With plenty of time to set up camp and contemplate this beautiful corner of the universe, our thoughts (or at least that of our fearless leader) turned to ornithology. Having spotted, in a prior trip up Baker,  a rare, high altitude bird - the grey crowned rosy finch -  JB was keen to have another sighting. Sure enough, two came swooping into camp, a male and female. The male then broke into a funny dance in an effort to impress her. Across species, little changes.


The weather was remarkably holding for the day, but then we got news that the forecast for Sunday had swung back to 50% rain by 11am the next day. But we still had our summit window. Off to bed it was then for an alpine start at 3am to catch that window.


In spite of the weather forecast, the sun rose on a glorious morning on the glacier. We made our way through a route that was in very good shape. Crevasses were beginning to open up, but as of this writing, all were very easily navigated by solid, wide snow bridges or simply walking a short distance around. In reality, very little "navigating" was needed due to the highway that is the boot path all the way to the summit. Camp to summit was achieved in leisurely fashion in 5 hours.


After celebratory chocolate and sour gummy worms, it was time to head back to camp to pack and head out.

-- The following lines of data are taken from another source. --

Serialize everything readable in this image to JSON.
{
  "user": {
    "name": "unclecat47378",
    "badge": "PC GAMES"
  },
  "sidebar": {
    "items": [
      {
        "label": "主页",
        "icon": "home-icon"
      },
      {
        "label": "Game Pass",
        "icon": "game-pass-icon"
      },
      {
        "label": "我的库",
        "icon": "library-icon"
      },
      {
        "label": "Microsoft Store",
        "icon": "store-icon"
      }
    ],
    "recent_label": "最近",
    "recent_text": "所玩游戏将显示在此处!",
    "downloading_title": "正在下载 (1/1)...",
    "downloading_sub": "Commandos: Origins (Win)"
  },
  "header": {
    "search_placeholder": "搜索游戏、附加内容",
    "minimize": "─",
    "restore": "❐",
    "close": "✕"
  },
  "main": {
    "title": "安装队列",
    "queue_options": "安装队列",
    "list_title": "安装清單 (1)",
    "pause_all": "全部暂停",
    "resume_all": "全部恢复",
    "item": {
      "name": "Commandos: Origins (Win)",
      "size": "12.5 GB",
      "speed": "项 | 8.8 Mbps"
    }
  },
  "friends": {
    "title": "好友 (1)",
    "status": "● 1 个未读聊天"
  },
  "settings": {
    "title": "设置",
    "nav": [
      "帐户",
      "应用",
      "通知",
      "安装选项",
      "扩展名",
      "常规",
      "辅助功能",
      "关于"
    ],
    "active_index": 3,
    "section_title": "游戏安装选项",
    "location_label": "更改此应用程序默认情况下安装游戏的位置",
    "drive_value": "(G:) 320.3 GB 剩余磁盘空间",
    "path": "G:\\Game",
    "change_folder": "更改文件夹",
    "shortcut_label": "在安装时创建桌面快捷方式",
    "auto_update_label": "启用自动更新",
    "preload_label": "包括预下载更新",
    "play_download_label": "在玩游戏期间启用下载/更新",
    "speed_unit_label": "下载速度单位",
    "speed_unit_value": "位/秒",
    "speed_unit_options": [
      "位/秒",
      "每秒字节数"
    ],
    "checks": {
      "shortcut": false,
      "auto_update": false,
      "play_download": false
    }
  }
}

While the 50% rain for the afternoon never materialized, the day heated up and we were not looking forward to the slog back to the trailhead. But when we got off the Railroad Grade to turn onto the Park Butte trail, we were met by JB's friend and member of the Everett Mountaineers, Luke Angelis.  He had planned to come up that weekend on a private trip that happened to coincide with ours, but ultimately could not. Instead, he hiked the Park Butte trail on Sunday with his family and, knowing that we were coming down, brought us frozen Gatorade and mini cinnamon buns. When we arrived, the Gatorade was still slushy. Never had cold sugar tasted so good! Fueled, we flew to our cars. Camp to Summit to trailhead -  with packing, nap, and cinnamon buns - was a 13 hour day. What a rewarding weekend with excellent rope team mates!

Credit for the majority of the photos to Danielle Desrosiers and Karen Wallace! But the photo of the grey crowned rosy finch is John Bell's and proof of his sighting :-)